PROBLEM TO WORK ON:
Every line in the records below with the string "enables" is to be copied out.
*** AVAILABLE DATA ***
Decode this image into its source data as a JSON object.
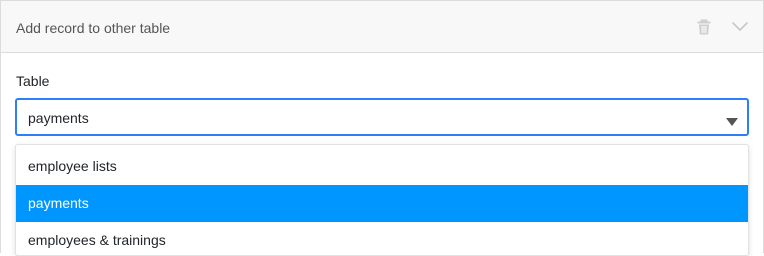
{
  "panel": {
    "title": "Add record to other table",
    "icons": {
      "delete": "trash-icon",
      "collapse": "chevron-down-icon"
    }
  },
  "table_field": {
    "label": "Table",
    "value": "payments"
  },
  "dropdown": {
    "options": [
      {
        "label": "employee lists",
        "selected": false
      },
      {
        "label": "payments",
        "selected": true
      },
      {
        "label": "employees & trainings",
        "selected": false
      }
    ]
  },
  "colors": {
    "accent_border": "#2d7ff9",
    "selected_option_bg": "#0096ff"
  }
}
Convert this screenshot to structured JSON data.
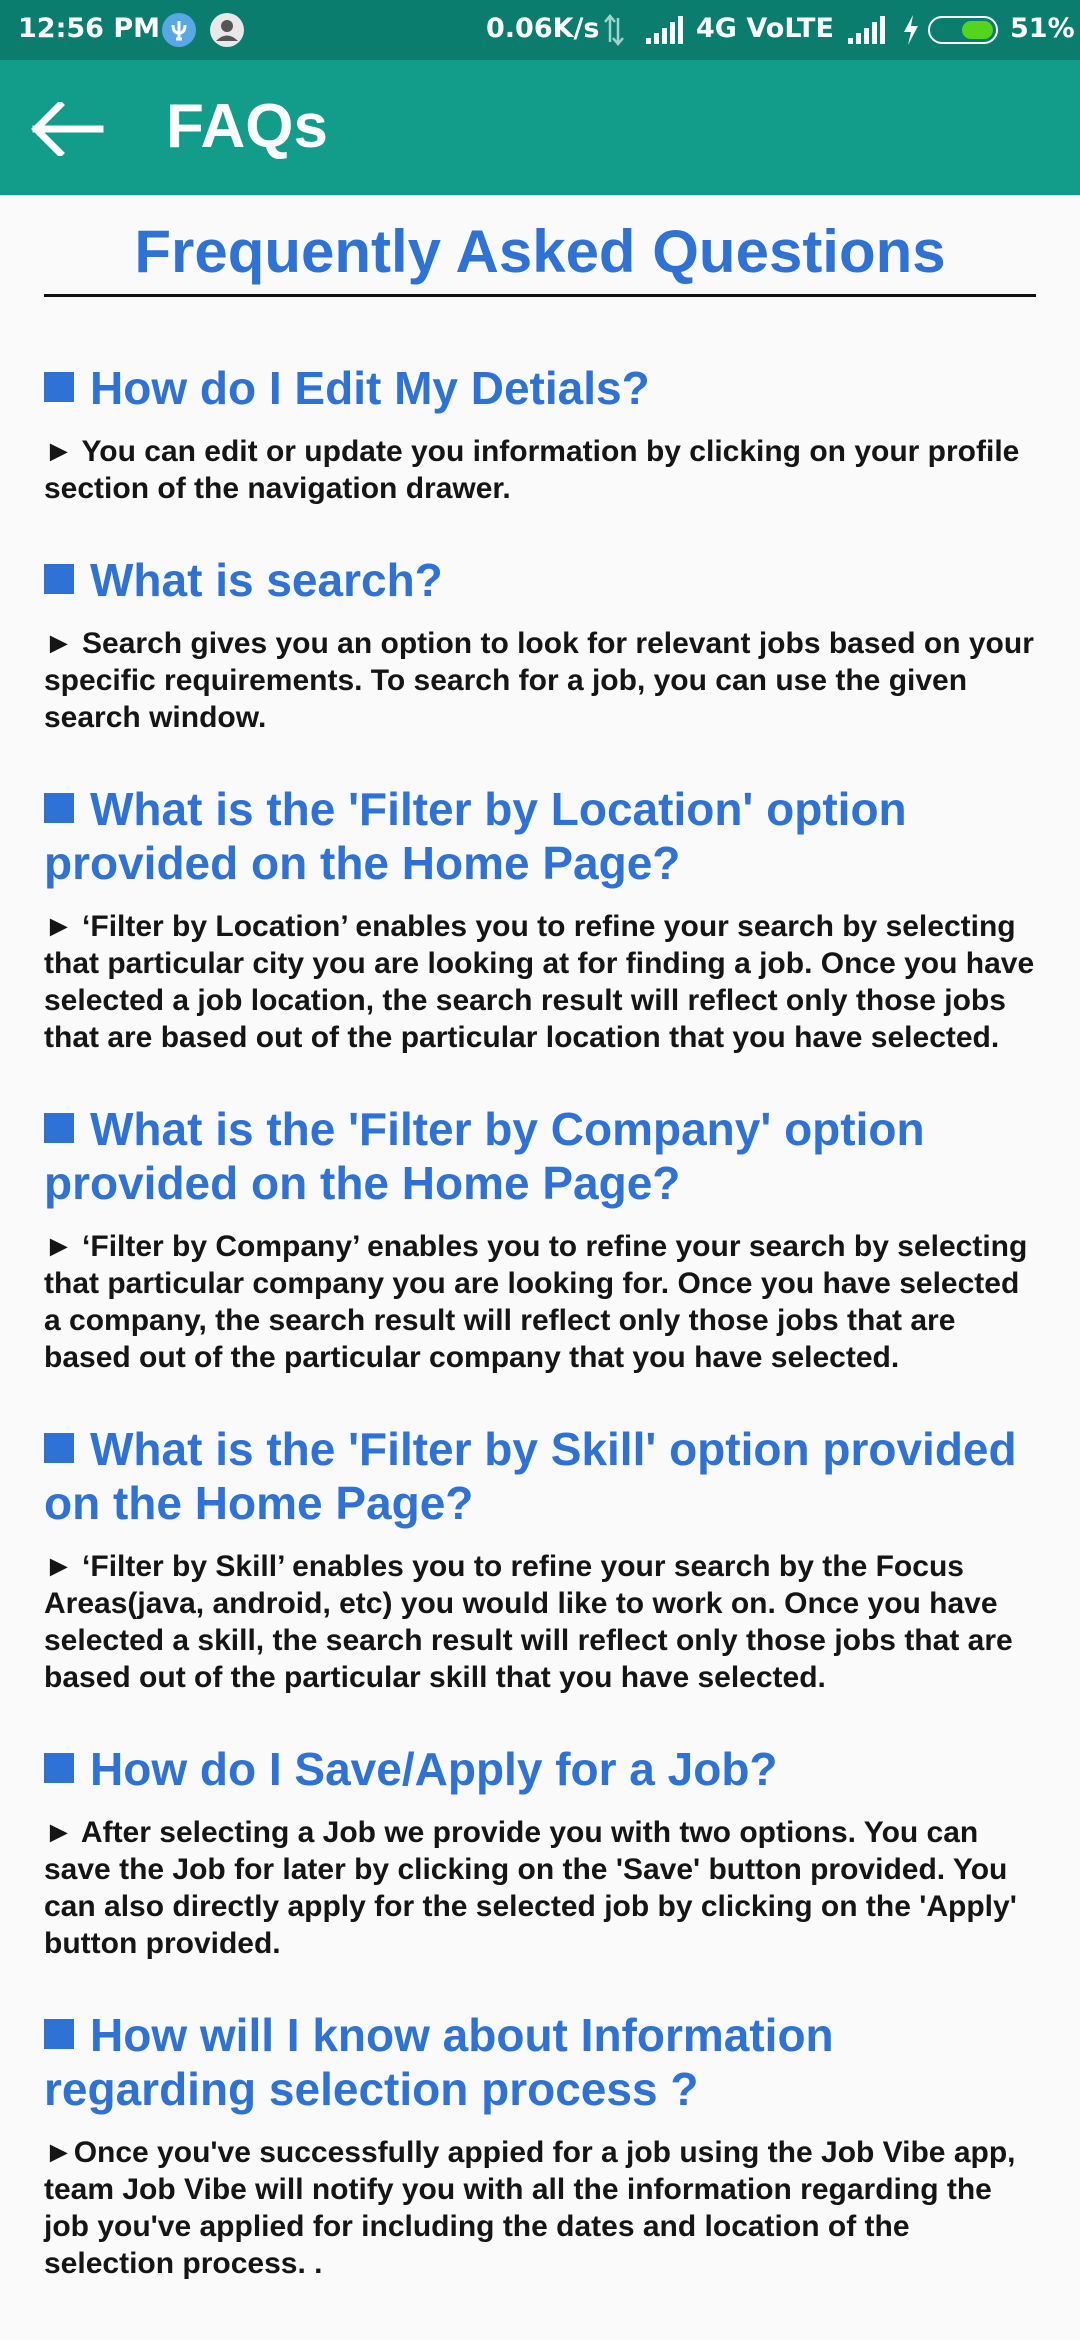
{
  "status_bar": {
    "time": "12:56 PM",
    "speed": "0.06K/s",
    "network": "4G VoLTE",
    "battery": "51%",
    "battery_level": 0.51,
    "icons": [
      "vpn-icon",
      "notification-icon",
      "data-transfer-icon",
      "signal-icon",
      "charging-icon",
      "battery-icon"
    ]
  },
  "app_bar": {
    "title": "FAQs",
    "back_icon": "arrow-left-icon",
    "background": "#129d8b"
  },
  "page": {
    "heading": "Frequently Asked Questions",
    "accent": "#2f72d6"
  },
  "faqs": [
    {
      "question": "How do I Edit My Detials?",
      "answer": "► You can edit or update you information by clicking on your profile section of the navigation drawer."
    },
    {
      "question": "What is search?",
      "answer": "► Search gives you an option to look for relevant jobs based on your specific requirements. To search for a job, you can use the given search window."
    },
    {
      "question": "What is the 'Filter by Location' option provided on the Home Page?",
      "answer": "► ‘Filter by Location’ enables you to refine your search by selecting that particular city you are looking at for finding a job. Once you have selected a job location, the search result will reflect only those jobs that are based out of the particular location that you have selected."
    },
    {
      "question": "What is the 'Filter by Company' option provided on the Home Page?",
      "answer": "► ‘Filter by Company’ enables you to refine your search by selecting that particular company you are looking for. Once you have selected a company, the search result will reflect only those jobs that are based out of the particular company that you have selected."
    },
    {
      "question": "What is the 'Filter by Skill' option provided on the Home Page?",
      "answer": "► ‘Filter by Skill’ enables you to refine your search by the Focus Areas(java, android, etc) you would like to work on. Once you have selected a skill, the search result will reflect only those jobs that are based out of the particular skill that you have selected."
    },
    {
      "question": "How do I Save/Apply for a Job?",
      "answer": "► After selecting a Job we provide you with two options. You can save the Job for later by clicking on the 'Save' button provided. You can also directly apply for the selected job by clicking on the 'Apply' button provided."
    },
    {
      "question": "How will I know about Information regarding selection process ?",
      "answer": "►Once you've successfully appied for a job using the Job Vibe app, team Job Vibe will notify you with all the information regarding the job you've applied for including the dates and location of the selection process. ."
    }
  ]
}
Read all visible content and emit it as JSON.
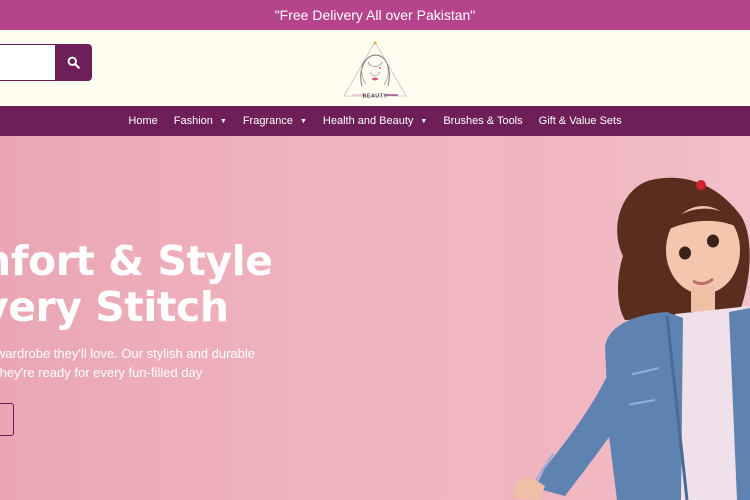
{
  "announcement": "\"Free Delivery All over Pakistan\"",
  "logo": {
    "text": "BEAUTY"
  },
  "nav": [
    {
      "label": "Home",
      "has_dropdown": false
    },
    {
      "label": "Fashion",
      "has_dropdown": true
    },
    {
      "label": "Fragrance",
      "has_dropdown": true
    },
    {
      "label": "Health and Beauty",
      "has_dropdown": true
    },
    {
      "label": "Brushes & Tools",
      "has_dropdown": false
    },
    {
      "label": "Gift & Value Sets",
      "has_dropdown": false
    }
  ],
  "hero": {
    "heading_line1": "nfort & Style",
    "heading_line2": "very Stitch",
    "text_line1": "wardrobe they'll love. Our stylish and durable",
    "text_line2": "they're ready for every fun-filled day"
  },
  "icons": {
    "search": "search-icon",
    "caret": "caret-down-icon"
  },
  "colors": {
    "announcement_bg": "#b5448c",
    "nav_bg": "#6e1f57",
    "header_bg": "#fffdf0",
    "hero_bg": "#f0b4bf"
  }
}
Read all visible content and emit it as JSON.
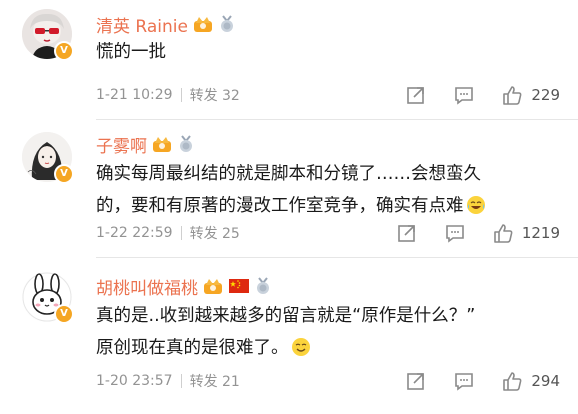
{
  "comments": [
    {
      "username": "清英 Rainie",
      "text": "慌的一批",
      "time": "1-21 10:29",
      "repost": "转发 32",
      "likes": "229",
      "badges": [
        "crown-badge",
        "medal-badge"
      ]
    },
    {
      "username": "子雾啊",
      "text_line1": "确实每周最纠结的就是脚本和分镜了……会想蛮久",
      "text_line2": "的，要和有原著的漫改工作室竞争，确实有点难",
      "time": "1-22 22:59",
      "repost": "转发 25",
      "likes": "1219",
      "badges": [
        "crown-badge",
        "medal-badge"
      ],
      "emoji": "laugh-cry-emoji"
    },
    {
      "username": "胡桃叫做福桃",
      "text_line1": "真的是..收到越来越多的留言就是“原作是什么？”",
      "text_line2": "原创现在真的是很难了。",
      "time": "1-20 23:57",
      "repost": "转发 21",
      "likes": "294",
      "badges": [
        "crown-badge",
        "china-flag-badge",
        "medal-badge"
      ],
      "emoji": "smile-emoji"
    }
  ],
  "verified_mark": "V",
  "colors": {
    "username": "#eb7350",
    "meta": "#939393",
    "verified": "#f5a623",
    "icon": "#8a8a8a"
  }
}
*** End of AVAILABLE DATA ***
RESULT OF THE TASK:
      "answer": "► ‘Filter by Location’ enables you to refine your search by selecting that particular city you are looking at for finding a job. Once you have selected a job location, the search result will reflect only those jobs that are based out of the particular location that you have selected."
      "answer": "► ‘Filter by Company’ enables you to refine your search by selecting that particular company you are looking for. Once you have selected a company, the search result will reflect only those jobs that are based out of the particular company that you have selected."
      "answer": "► ‘Filter by Skill’ enables you to refine your search by the Focus Areas(java, android, etc) you would like to work on. Once you have selected a skill, the search result will reflect only those jobs that are based out of the particular skill that you have selected."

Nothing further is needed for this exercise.